**Data about app and page elements:**
○ ○ ○ ○
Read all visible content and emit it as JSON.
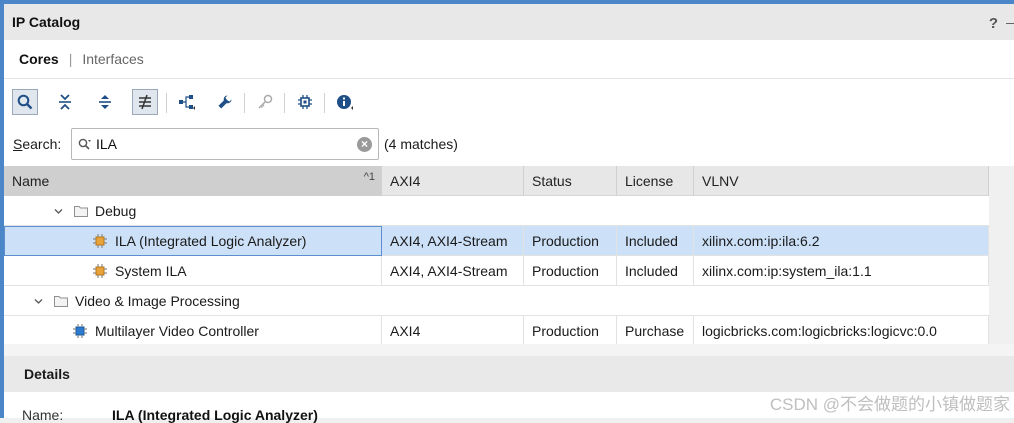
{
  "panel": {
    "title": "IP Catalog",
    "help": "?",
    "minimize": "_"
  },
  "tabs": [
    {
      "label": "Cores",
      "active": true
    },
    {
      "label": "Interfaces",
      "active": false
    }
  ],
  "toolbar": {
    "buttons": [
      "search-icon",
      "collapse-all-icon",
      "expand-all-icon",
      "group-by-icon",
      "hierarchy-icon",
      "wrench-icon",
      "key-icon",
      "chip-icon",
      "info-icon"
    ]
  },
  "search": {
    "label_prefix": "S",
    "label_rest": "earch:",
    "value": "ILA",
    "placeholder": "",
    "clear": "×",
    "matches": "(4 matches)"
  },
  "table": {
    "columns": {
      "name": "Name",
      "sort_indicator": "^1",
      "axi4": "AXI4",
      "status": "Status",
      "license": "License",
      "vlnv": "VLNV"
    },
    "rows": [
      {
        "type": "folder",
        "name": "Debug",
        "axi4": "",
        "status": "",
        "license": "",
        "vlnv": ""
      },
      {
        "type": "core",
        "name": "ILA (Integrated Logic Analyzer)",
        "axi4": "AXI4, AXI4-Stream",
        "status": "Production",
        "license": "Included",
        "vlnv": "xilinx.com:ip:ila:6.2",
        "selected": true
      },
      {
        "type": "core",
        "name": "System ILA",
        "axi4": "AXI4, AXI4-Stream",
        "status": "Production",
        "license": "Included",
        "vlnv": "xilinx.com:ip:system_ila:1.1"
      },
      {
        "type": "folder",
        "name": "Video & Image Processing",
        "axi4": "",
        "status": "",
        "license": "",
        "vlnv": ""
      },
      {
        "type": "core",
        "name": "Multilayer Video Controller",
        "axi4": "AXI4",
        "status": "Production",
        "license": "Purchase",
        "vlnv": "logicbricks.com:logicbricks:logicvc:0.0"
      }
    ]
  },
  "details": {
    "header": "Details",
    "name_key": "Name:",
    "name_value": "ILA (Integrated Logic Analyzer)"
  },
  "watermark": "CSDN @不会做题的小镇做题家",
  "colors": {
    "accent": "#4a86c8",
    "selection": "#cce0f7",
    "orange_chip": "#e8a33a",
    "blue_chip": "#2b7bd0"
  }
}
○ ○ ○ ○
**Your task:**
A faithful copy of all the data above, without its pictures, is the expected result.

**Reply to the exercise:**
Read all visible content and emit it as JSON.
{
  "panel": {
    "title": "IP Catalog",
    "help": "?",
    "minimize": "_"
  },
  "tabs": [
    {
      "label": "Cores",
      "active": true
    },
    {
      "label": "Interfaces",
      "active": false
    }
  ],
  "toolbar": {
    "buttons": [
      "search-icon",
      "collapse-all-icon",
      "expand-all-icon",
      "group-by-icon",
      "hierarchy-icon",
      "wrench-icon",
      "key-icon",
      "chip-icon",
      "info-icon"
    ]
  },
  "search": {
    "label_prefix": "S",
    "label_rest": "earch:",
    "value": "ILA",
    "placeholder": "",
    "clear": "×",
    "matches": "(4 matches)"
  },
  "table": {
    "columns": {
      "name": "Name",
      "sort_indicator": "^1",
      "axi4": "AXI4",
      "status": "Status",
      "license": "License",
      "vlnv": "VLNV"
    },
    "rows": [
      {
        "type": "folder",
        "name": "Debug",
        "axi4": "",
        "status": "",
        "license": "",
        "vlnv": ""
      },
      {
        "type": "core",
        "name": "ILA (Integrated Logic Analyzer)",
        "axi4": "AXI4, AXI4-Stream",
        "status": "Production",
        "license": "Included",
        "vlnv": "xilinx.com:ip:ila:6.2",
        "selected": true
      },
      {
        "type": "core",
        "name": "System ILA",
        "axi4": "AXI4, AXI4-Stream",
        "status": "Production",
        "license": "Included",
        "vlnv": "xilinx.com:ip:system_ila:1.1"
      },
      {
        "type": "folder",
        "name": "Video & Image Processing",
        "axi4": "",
        "status": "",
        "license": "",
        "vlnv": ""
      },
      {
        "type": "core",
        "name": "Multilayer Video Controller",
        "axi4": "AXI4",
        "status": "Production",
        "license": "Purchase",
        "vlnv": "logicbricks.com:logicbricks:logicvc:0.0"
      }
    ]
  },
  "details": {
    "header": "Details",
    "name_key": "Name:",
    "name_value": "ILA (Integrated Logic Analyzer)"
  },
  "watermark": "CSDN @不会做题的小镇做题家",
  "colors": {
    "accent": "#4a86c8",
    "selection": "#cce0f7",
    "orange_chip": "#e8a33a",
    "blue_chip": "#2b7bd0"
  }
}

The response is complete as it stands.